=== Section Start ===

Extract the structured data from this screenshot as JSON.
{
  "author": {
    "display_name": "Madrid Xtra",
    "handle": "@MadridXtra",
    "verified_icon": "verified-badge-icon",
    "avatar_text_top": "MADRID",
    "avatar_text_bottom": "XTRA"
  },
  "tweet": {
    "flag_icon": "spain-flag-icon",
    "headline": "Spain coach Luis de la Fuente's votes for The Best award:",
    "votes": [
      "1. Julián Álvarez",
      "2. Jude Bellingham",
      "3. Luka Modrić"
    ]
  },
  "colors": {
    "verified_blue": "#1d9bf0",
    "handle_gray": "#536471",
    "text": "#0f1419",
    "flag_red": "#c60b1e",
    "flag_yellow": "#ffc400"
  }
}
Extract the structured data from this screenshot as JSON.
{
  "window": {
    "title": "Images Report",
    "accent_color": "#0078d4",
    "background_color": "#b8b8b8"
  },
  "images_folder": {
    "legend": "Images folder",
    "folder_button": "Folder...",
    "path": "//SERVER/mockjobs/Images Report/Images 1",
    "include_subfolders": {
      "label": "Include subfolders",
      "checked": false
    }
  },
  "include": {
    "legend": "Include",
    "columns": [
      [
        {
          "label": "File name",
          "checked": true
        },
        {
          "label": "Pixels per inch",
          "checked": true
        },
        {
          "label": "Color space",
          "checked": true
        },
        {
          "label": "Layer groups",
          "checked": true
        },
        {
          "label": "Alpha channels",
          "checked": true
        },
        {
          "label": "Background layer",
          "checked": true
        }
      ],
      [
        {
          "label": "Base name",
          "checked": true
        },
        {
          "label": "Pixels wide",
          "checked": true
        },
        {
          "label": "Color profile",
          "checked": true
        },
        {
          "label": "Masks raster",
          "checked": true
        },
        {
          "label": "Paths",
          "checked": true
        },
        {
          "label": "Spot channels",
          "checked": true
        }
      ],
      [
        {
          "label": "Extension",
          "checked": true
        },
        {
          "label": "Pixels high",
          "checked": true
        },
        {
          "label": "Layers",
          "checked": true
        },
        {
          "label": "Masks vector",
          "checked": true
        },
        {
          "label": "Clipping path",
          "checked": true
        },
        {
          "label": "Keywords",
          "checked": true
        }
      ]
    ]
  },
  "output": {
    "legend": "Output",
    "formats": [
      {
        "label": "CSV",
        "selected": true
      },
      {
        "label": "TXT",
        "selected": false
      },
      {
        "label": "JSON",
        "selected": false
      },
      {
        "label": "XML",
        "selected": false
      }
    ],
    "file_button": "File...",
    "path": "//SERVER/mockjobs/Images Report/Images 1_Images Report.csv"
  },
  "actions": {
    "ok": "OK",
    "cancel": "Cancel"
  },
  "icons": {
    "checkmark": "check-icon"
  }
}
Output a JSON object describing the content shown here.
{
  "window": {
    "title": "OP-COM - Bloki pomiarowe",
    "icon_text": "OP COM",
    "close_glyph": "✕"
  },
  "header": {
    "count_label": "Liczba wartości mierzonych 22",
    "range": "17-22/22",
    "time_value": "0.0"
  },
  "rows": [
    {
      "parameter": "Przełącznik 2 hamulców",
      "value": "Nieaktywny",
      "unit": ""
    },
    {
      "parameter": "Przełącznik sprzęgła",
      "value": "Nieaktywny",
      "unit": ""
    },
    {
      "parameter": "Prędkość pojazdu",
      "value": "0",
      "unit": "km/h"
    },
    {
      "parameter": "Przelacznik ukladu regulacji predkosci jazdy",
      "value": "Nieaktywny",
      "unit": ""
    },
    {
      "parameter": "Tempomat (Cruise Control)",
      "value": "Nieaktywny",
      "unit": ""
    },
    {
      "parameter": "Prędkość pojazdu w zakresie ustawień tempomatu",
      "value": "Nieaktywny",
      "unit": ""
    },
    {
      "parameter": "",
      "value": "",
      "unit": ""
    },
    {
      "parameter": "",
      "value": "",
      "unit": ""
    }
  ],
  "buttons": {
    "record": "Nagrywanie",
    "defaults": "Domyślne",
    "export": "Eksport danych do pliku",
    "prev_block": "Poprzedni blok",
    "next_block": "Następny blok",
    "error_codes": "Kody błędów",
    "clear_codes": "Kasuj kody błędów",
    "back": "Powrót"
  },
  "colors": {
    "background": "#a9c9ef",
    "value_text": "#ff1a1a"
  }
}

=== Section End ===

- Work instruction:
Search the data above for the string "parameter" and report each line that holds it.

- Answer to this task:
      "parameter": "Przełącznik 2 hamulców",
      "parameter": "Przełącznik sprzęgła",
      "parameter": "Prędkość pojazdu",
      "parameter": "Przelacznik ukladu regulacji predkosci jazdy",
      "parameter": "Tempomat (Cruise Control)",
      "parameter": "Prędkość pojazdu w zakresie ustawień tempomatu",
      "parameter": "",
      "parameter": "",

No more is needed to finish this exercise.